Beta is a measure of risk representing how a security is expected to respond to general market movements.

Smart Beta represents an alternative and selection index based methodology that seeks to outperform a benchmark or reduce portfolio risk, or both in active or passive vehicles. Smart beta funds may underperform cap-weighted benchmarks and increase portfolio risk.

Cumulative return is the aggregate amount an investment has gained or lost over time.

The average annual return is the annual geometric mean using the cumulative return.

Standard deviation measures a portfolio's range of total returns and identifies the spread of a portfolio's short-term fluctuations.

Semi-deviation is the square root of the average squared negative deviation from the mean.

Sharpe ratio is the ratio of the annualized average return to its standard deviation.

Sortino ratio is the ratio of the average return to the semi-deviation.

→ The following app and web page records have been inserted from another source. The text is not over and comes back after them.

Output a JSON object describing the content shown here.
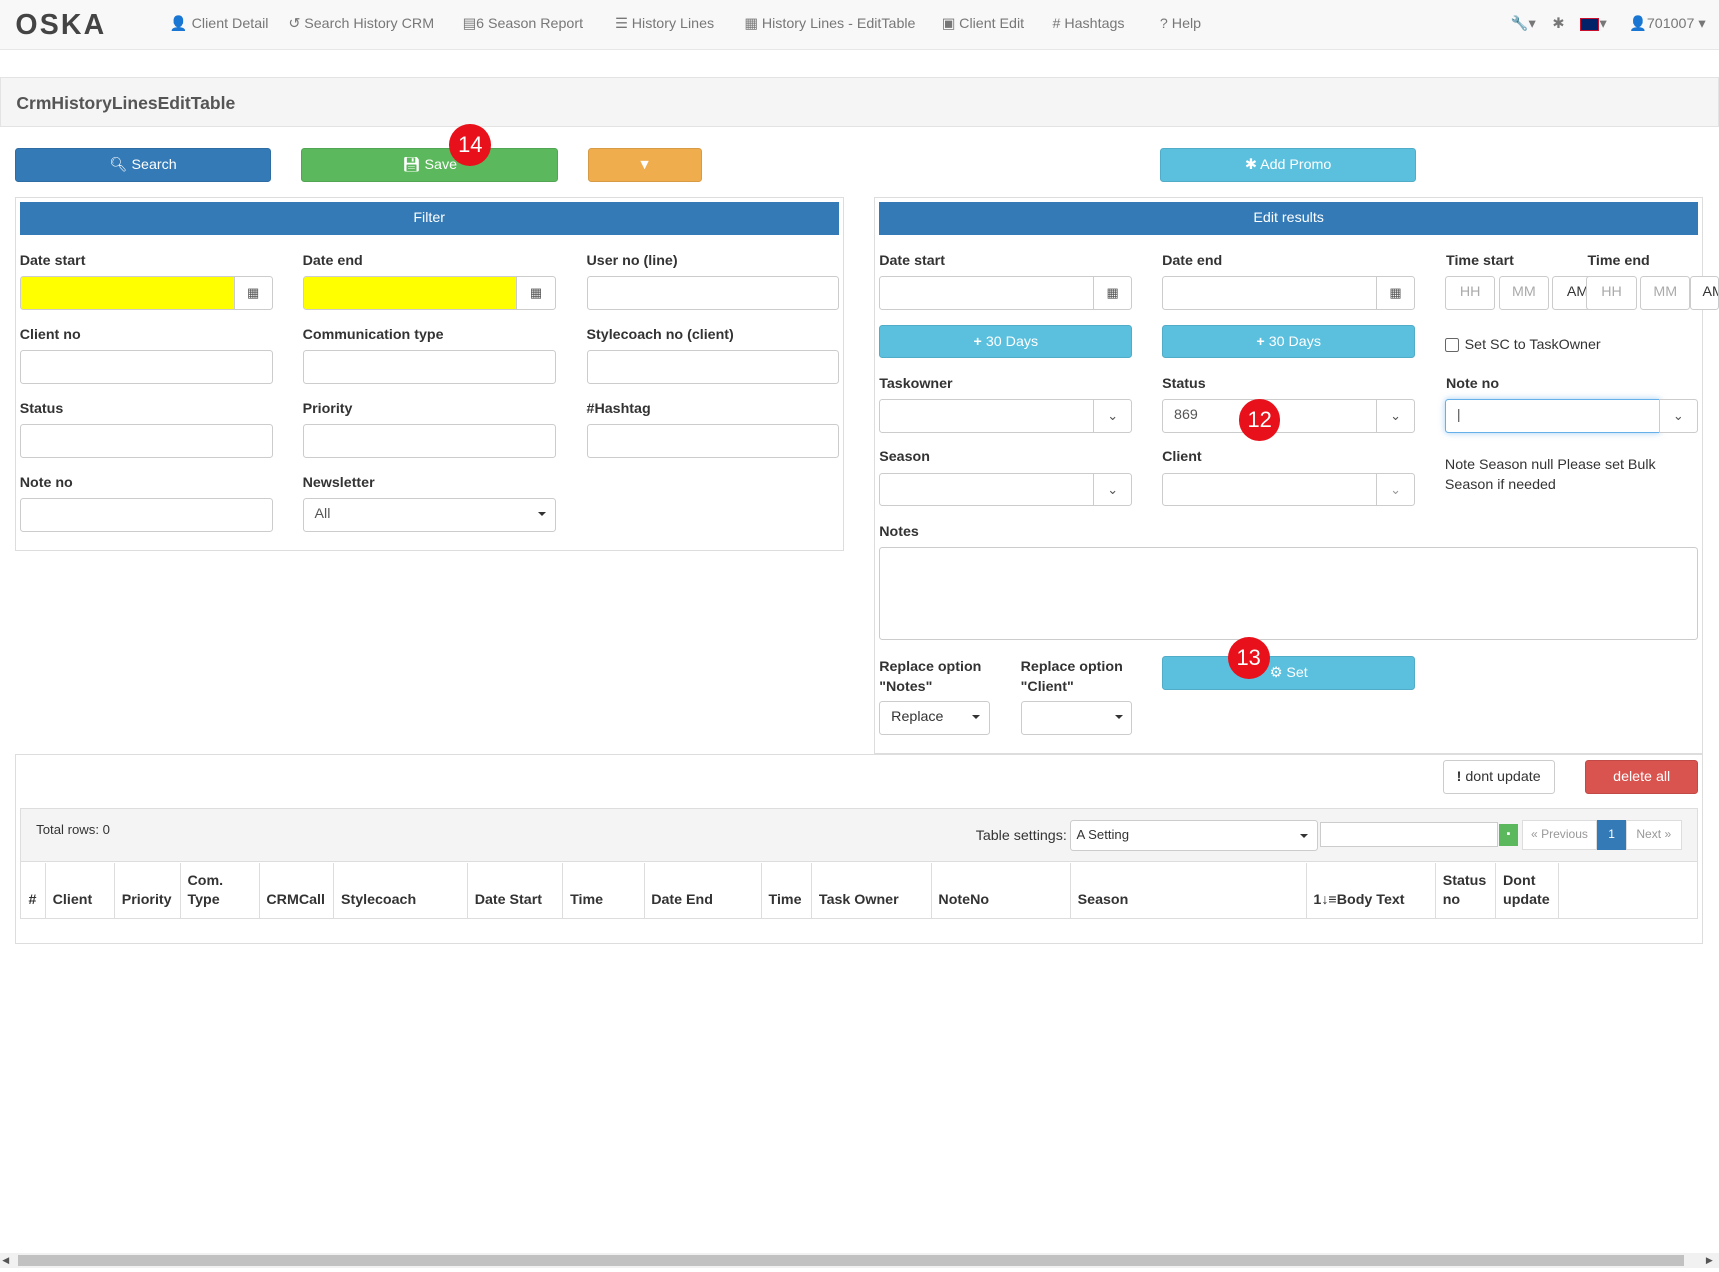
{
  "nav": {
    "logo": "OSKA",
    "items": [
      {
        "icon": "user-icon",
        "glyph": "👤",
        "label": "Client Detail"
      },
      {
        "icon": "history-icon",
        "glyph": "↺",
        "label": "Search History CRM"
      },
      {
        "icon": "report-icon",
        "glyph": "▤",
        "label": "6 Season Report"
      },
      {
        "icon": "list-icon",
        "glyph": "☰",
        "label": "History Lines"
      },
      {
        "icon": "table-icon",
        "glyph": "▦",
        "label": "History Lines - EditTable"
      },
      {
        "icon": "id-card-icon",
        "glyph": "▣",
        "label": "Client Edit"
      },
      {
        "icon": "hashtag-icon",
        "glyph": "#",
        "label": "Hashtags"
      },
      {
        "icon": "question-icon",
        "glyph": "?",
        "label": "Help"
      }
    ],
    "user": "701007"
  },
  "page_title": "CrmHistoryLinesEditTable",
  "toolbar": {
    "search": "Search",
    "save": "Save",
    "add_promo": "Add Promo"
  },
  "badges": {
    "save": "14",
    "status": "12",
    "set": "13"
  },
  "filter": {
    "title": "Filter",
    "date_start": "Date start",
    "date_end": "Date end",
    "user_no": "User no (line)",
    "client_no": "Client no",
    "communication_type": "Communication type",
    "stylecoach_no": "Stylecoach no (client)",
    "status": "Status",
    "priority": "Priority",
    "hashtag": "#Hashtag",
    "note_no": "Note no",
    "newsletter": "Newsletter",
    "newsletter_value": "All"
  },
  "edit": {
    "title": "Edit results",
    "date_start": "Date start",
    "date_end": "Date end",
    "time_start": "Time start",
    "time_end": "Time end",
    "hh": "HH",
    "mm": "MM",
    "am": "AM",
    "plus30": "30 Days",
    "set_sc": "Set SC to TaskOwner",
    "taskowner": "Taskowner",
    "status": "Status",
    "status_value": "869",
    "note_no": "Note no",
    "season": "Season",
    "client": "Client",
    "note_msg": "Note Season null Please set Bulk Season if needed",
    "notes": "Notes",
    "replace_notes": "Replace option \"Notes\"",
    "replace_client": "Replace option \"Client\"",
    "replace_value": "Replace",
    "set": "Set"
  },
  "table": {
    "dont_update": "dont update",
    "delete_all": "delete all",
    "total_rows": "Total rows: 0",
    "settings_label": "Table settings:",
    "settings_value": "A Setting",
    "prev": "« Previous",
    "page": "1",
    "next": "Next »",
    "columns": [
      "#",
      "Client",
      "Priority",
      "Com. Type",
      "CRMCall",
      "Stylecoach",
      "Date Start",
      "Time",
      "Date End",
      "Time",
      "Task Owner",
      "NoteNo",
      "Season",
      "1↓≡Body Text",
      "Status no",
      "Dont update"
    ]
  }
}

There are risks involved with investing in ETFs, including possible loss of money. Shares are not actively managed and are subject to risks similar to those of stocks, including those regarding short selling and margin maintenance requirements. Ordinary brokerage commissions apply. The fund's return may not match the return of the underlying index. The fund is subject to certain other risks. Please see the current prospectus for more information regarding the risk associated with an investment in the fund.

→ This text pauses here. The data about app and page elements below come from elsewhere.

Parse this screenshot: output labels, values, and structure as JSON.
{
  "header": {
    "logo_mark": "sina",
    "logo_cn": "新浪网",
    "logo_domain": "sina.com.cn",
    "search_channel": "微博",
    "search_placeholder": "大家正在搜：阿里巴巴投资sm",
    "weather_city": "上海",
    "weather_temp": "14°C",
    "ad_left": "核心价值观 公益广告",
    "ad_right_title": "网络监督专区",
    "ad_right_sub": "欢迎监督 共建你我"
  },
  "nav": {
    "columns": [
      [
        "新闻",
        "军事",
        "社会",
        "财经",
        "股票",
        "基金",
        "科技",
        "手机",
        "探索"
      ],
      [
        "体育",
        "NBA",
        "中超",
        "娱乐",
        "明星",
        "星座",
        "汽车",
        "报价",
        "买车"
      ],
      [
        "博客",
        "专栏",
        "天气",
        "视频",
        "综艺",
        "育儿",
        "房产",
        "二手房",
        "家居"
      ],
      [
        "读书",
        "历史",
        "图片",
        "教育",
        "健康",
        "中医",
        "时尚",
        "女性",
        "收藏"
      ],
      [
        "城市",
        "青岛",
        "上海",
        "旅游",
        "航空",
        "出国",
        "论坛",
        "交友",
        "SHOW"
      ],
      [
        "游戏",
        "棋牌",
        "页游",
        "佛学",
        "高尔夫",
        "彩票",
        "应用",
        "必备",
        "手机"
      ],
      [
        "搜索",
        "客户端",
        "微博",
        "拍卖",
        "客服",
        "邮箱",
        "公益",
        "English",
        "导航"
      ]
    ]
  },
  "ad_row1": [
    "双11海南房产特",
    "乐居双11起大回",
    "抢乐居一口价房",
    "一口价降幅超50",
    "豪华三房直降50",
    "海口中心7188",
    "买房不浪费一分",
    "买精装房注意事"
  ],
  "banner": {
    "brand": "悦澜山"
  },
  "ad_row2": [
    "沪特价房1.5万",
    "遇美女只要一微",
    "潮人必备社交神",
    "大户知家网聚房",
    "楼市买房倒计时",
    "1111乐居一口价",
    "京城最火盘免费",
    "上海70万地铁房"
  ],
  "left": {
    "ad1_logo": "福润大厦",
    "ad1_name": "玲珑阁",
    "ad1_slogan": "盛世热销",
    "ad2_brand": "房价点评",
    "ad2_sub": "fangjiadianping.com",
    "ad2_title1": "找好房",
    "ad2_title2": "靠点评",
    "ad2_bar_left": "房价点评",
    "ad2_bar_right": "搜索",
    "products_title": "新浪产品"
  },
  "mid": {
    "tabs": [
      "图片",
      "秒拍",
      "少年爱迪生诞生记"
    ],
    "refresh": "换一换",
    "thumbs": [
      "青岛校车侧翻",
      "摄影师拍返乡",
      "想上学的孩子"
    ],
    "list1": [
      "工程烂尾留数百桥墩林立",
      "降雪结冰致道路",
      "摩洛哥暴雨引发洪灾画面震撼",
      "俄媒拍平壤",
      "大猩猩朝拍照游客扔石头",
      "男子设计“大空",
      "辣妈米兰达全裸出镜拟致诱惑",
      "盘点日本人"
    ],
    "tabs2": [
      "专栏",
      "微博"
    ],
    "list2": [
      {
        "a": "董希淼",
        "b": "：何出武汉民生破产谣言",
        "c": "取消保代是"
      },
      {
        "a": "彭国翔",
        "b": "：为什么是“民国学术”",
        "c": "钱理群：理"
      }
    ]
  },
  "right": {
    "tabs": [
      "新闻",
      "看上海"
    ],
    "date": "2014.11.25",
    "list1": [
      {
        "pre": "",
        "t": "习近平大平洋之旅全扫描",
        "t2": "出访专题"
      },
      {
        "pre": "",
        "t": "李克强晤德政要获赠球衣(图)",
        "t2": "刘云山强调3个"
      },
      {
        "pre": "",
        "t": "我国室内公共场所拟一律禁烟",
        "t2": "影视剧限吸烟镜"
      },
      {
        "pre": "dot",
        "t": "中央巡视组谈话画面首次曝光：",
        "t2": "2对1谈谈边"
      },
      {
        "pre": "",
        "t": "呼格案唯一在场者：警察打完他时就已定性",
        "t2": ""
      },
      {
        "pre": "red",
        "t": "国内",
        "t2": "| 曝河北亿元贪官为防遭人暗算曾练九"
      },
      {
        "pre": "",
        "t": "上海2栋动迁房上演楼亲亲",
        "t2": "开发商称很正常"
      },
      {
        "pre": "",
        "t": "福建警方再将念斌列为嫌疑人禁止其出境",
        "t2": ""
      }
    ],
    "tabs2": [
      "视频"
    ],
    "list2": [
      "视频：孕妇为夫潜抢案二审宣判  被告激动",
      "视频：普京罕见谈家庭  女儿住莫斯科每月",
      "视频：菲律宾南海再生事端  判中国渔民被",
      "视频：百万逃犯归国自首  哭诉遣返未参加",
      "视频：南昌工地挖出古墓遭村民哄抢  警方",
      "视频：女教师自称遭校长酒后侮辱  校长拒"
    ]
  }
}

Investments focused in a particular sector, such as consumer discretionary, financials, health care, industrials and information technology, are subject to greater risk, and are more greatly impacted by market volatility, than more diversified investments.

The fund is non-diversified and may experience greater volatility than a more diversified investment.

Investing in securities of large-cap companies may involve less risk than is customarily associated with investing in stocks of smaller companies.

S&P 500 Equal Weight Index is an equal weight version of the S&P 500 Index.